With a nuclear emergency under way in Japan, nuclear power advocates in the United States have lost one of their key talking points. And that includes President Barack Obama.
Speaking at a town hall meeting in October 2009, Obama specifically cited Japan as a model for America's nuclear renaissance. "There's no reason why, technologically, we can't employ nuclear energy in a safe and effective way," Obama said. "Japan does it and France does it, and it doesn't have greenhouse gas emissions, so it would be stupid for us not to do that in a much more effective way."
Nuclear power is part of the "clean energy standard" that Obama outlined in his State of the Union speech in January. And in the 2011 budget, the administration called for a three-fold increase in federal loan guarantees for new nuclear power plants, from the $18.5 billion that Congress has already approved to $54.5 billion. "We are aggressively pursuing nuclear energy," said Energy Secretary Steven Chu in February 2010 as he unveiled the budget.
The administration isn't backing off its support for nuclear, despite the unfolding nuclear crisis in Japan. In Monday's White House press briefing, press secretary Jay Carney said that nuclear energy "remains a part of the president's overall energy plan."
Obama is far from alone in touting Japan's nuclear industry in order to sell nuclear power in the US. Sen. Lamar Alexander (R-Tenn.), who has called for 100 new nuclear plants to be built in the nation over the next two decades, praised Japan's use of nuclear power during a 2009 congressional hearing. Nuclear proponent Sen. Kay Bailey Hutchison (R-Texas) has also promoted Japan as nuclear energy pioneer. In a letter to fellow lawmakers in May 2009, she wrote: "...Asian countries like Japan, have developed nuclear plants as a safe and cost effective source of power over the last three decades."
Last February, Rep. Doc Hastings (R-Wash.), now the chairman of the House natural resources committee, also hailed Japan as an example for the US to follow.
Around the world, nations like France, Britain and Japan have relied on nuclear power for a large percentage of their energy for many years. They are the beneficiaries of reliable and safe energy to heat their homes and run their economy.
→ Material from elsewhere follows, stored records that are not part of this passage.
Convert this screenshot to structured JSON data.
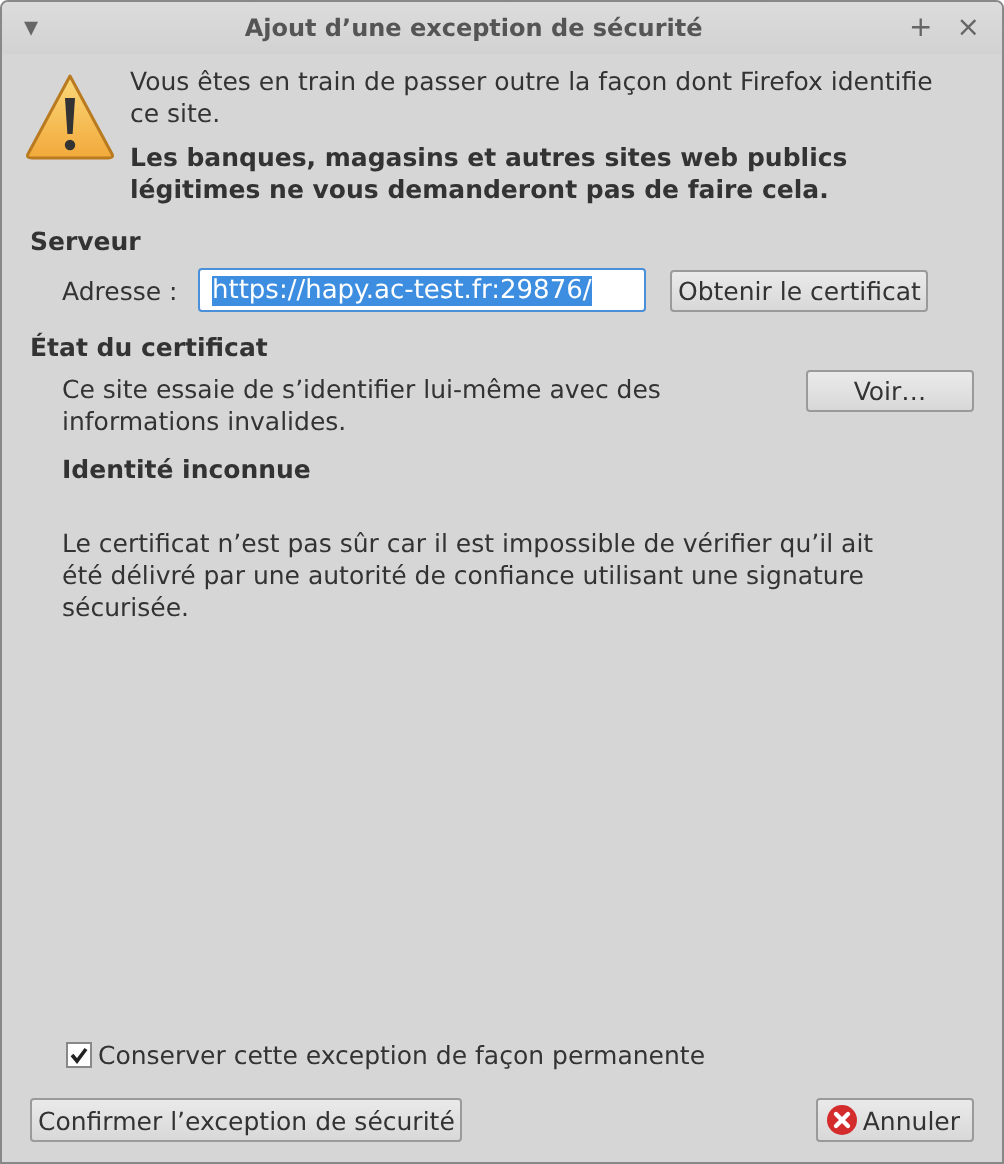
{
  "window": {
    "title": "Ajout d’une exception de sécurité",
    "menu_glyph": "▾",
    "controls": [
      "+",
      "×"
    ]
  },
  "warning": {
    "text": "Vous êtes en train de passer outre la façon dont Firefox identifie ce site.",
    "bold_text": "Les banques, magasins et autres sites web publics légitimes ne vous demanderont pas de faire cela."
  },
  "server": {
    "heading": "Serveur",
    "address_label": "Adresse :",
    "address_value": "https://hapy.ac-test.fr:29876/",
    "get_button": "Obtenir le certificat"
  },
  "certificate": {
    "heading": "État du certificat",
    "summary": "Ce site essaie de s’identifier lui-même avec des informations invalides.",
    "view_button": "Voir…",
    "problem_title": "Identité inconnue",
    "problem_text": "Le certificat n’est pas sûr car il est impossible de vérifier qu’il ait été délivré par une autorité de confiance utilisant une signature sécurisée."
  },
  "permanent": {
    "label": "Conserver cette exception de façon permanente",
    "checked": true
  },
  "buttons": {
    "confirm": "Confirmer l’exception de sécurité",
    "cancel": "Annuler"
  }
}
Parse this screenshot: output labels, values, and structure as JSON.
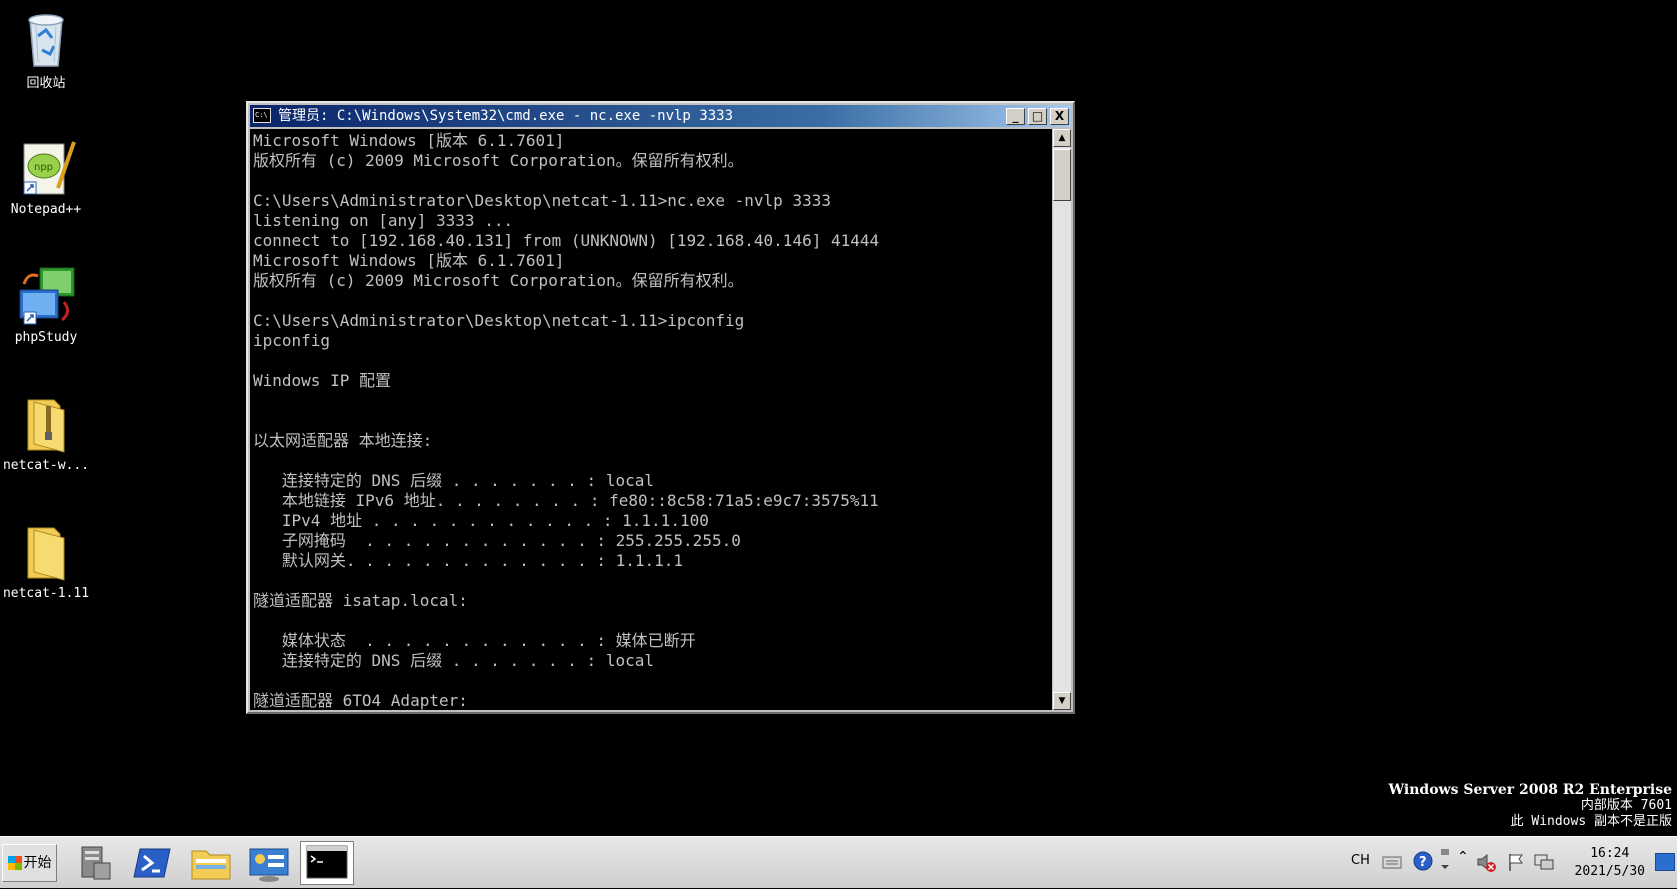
{
  "desktop": {
    "icons": [
      {
        "label": "回收站",
        "icon": "recycle-bin-icon"
      },
      {
        "label": "Notepad++",
        "icon": "notepadplusplus-icon"
      },
      {
        "label": "phpStudy",
        "icon": "phpstudy-icon"
      },
      {
        "label": "netcat-w...",
        "icon": "zip-folder-icon"
      },
      {
        "label": "netcat-1.11",
        "icon": "folder-icon"
      }
    ]
  },
  "cmd_window": {
    "title": "管理员: C:\\Windows\\System32\\cmd.exe - nc.exe  -nvlp 3333",
    "app_icon_text": "C:\\",
    "minimize_label": "_",
    "maximize_label": "□",
    "close_label": "X",
    "scroll_up_label": "▲",
    "scroll_down_label": "▼",
    "output": "Microsoft Windows [版本 6.1.7601]\n版权所有 (c) 2009 Microsoft Corporation。保留所有权利。\n\nC:\\Users\\Administrator\\Desktop\\netcat-1.11>nc.exe -nvlp 3333\nlistening on [any] 3333 ...\nconnect to [192.168.40.131] from (UNKNOWN) [192.168.40.146] 41444\nMicrosoft Windows [版本 6.1.7601]\n版权所有 (c) 2009 Microsoft Corporation。保留所有权利。\n\nC:\\Users\\Administrator\\Desktop\\netcat-1.11>ipconfig\nipconfig\n\nWindows IP 配置\n\n\n以太网适配器 本地连接:\n\n   连接特定的 DNS 后缀 . . . . . . . : local\n   本地链接 IPv6 地址. . . . . . . . : fe80::8c58:71a5:e9c7:3575%11\n   IPv4 地址 . . . . . . . . . . . . : 1.1.1.100\n   子网掩码  . . . . . . . . . . . . : 255.255.255.0\n   默认网关. . . . . . . . . . . . . : 1.1.1.1\n\n隧道适配器 isatap.local:\n\n   媒体状态  . . . . . . . . . . . . : 媒体已断开\n   连接特定的 DNS 后缀 . . . . . . . : local\n\n隧道适配器 6TO4 Adapter:"
  },
  "watermark": {
    "line1": "Windows Server 2008 R2 Enterprise",
    "line2": "内部版本 7601",
    "line3": "此 Windows 副本不是正版"
  },
  "taskbar": {
    "start_label": "开始",
    "items": [
      {
        "icon": "server-manager-icon"
      },
      {
        "icon": "powershell-icon"
      },
      {
        "icon": "explorer-icon"
      },
      {
        "icon": "control-panel-icon"
      },
      {
        "icon": "cmd-icon",
        "active": true
      }
    ],
    "tray": {
      "language": "CH",
      "clock_time": "16:24",
      "clock_date": "2021/5/30"
    }
  },
  "colors": {
    "desktop_bg": "#000000",
    "titlebar_start": "#0a246a",
    "titlebar_end": "#a6caf0",
    "console_text": "#c0c0c0",
    "console_bg": "#000000"
  }
}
The opposition to embracing new nuclear in the United States isn't driven by science - it's driven by politics.
The situation in Japan, where the Fukushima Daiichi Nuclear Power Station is at risk of a meltdown and three other plants are also experiencing problems, will certainly make it harder for nuclear energy advocates, including the president and his aides, to assert that this is a safe option. Chu and Nuclear Regulatory Commission Chair Greg Jaczko are slated to appear before the House energy and commerce committee on Wednesday to discuss the president's budget plan, and the expansion of the nuclear loan guarantee program is certain to be a focal point. Presumably, they won't be touting Japan's nuclear program.